Lighting Fireworks Is Legal In Michigan, Now Through 4th Of July

Photo credit (credit: Marisa Fusinski/WWJ) FILE

(WWJ) Have a blast, Michiganders! It's now legal to set off fireworks, for the next several days. 

Under Michigan law, fireworks are allowed from 11 a.m. to 11:45 p.m. beginning Monday, June 29, each day through Saturday, July 4. 

Police are reminding residents that fireworks may only be ignited from personal property. It is illegal to ignite fireworks on public property — including streets and sidewalks — school property, church property, or another person’s property without their express, written permission. State law also makes it illegal to discharge fireworks when intoxicated or under the influence of drugs.

Those who light fireworks outside the allowed days and hours, or who break any of the rules listed above, can get a ticket for $1,000.

Deputy Chief Craig Wiltshire with the Canton Police says the law is all about balancing safety with celebration. 

"These are items that could ignite fires, which concerns people," Wiltshire told WWJ's Michael Cohen. "And also, animals. A lot of animals are frightened by these and it can create a disturbance within households." 

Veterans groups also ask that people to be respectful to neighbors who served in the military and may suffer from PTSD.

While this is state law, there may be additional ordinance in certain municipalities. With that in mind, those with questions about fireworks rules in their local communities should contact their city or township government office.

In the name of safety, all Michiganders are urged to only buy from state-certified fireworks retailers – whether in a permanent building or a tent – and should consider these important tips to protect lives and property:

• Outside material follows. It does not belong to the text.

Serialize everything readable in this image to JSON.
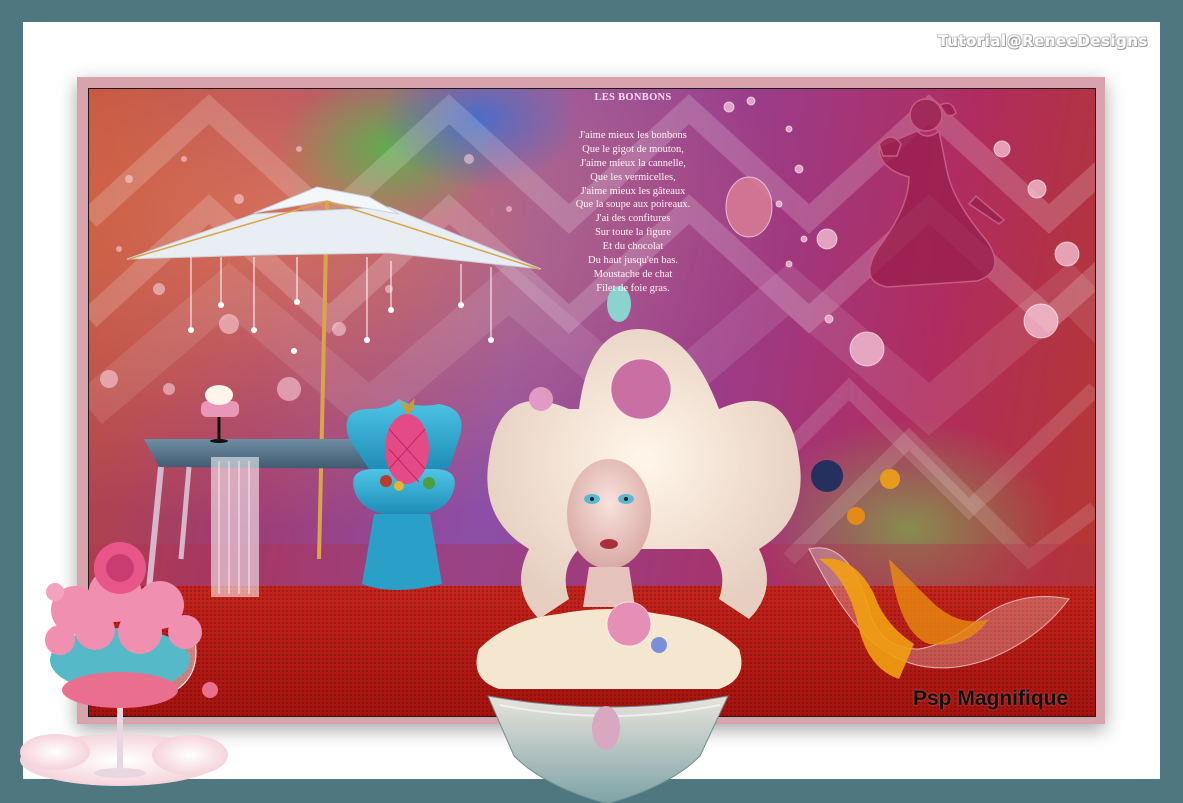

  • Follow the manufacturer’s directions
  • Have an adult supervise fireworks activities, including sparklers
  • Light fireworks one at a time, then immediately back away to a safe distance
  • Keep people and pets out of range before lighting fireworks
  • Light fireworks outdoors on a driveway or other paved surface at least 25 feet away from houses and highly flammable materials such as dry grass or mulch
  • Keep a bucket of water or a garden hose handy in case of fire or other mishap
  • Douse spent fireworks in a bucket of water before discarding them


  • Buy fireworks packaged in brown paper or use unlabeled fireworks – they are for professional use only
  • Experiment with or make your own fireworks
  • Allow young children to play with or ignite fireworks
  • Place any part of your body directly over a fireworks device when lighting the fuse
  • Try to re-light “duds” or pick up fireworks that have not ignited fully (Rather, wait 15 to 20 minutes and then soak it in a bucket of water)
  • Point or throw fireworks at other people
  • Carry fireworks in a pocket or shoot them off in metal or glass containers
  • Sparklers should not be considered harmless for kids -- a significant number of young children are injured by being poked with sparkler wires and are badly burned by sparklers each year, per the CPSC

For a list of legal consumer fireworks, legal low impact fireworks and novelties, click here.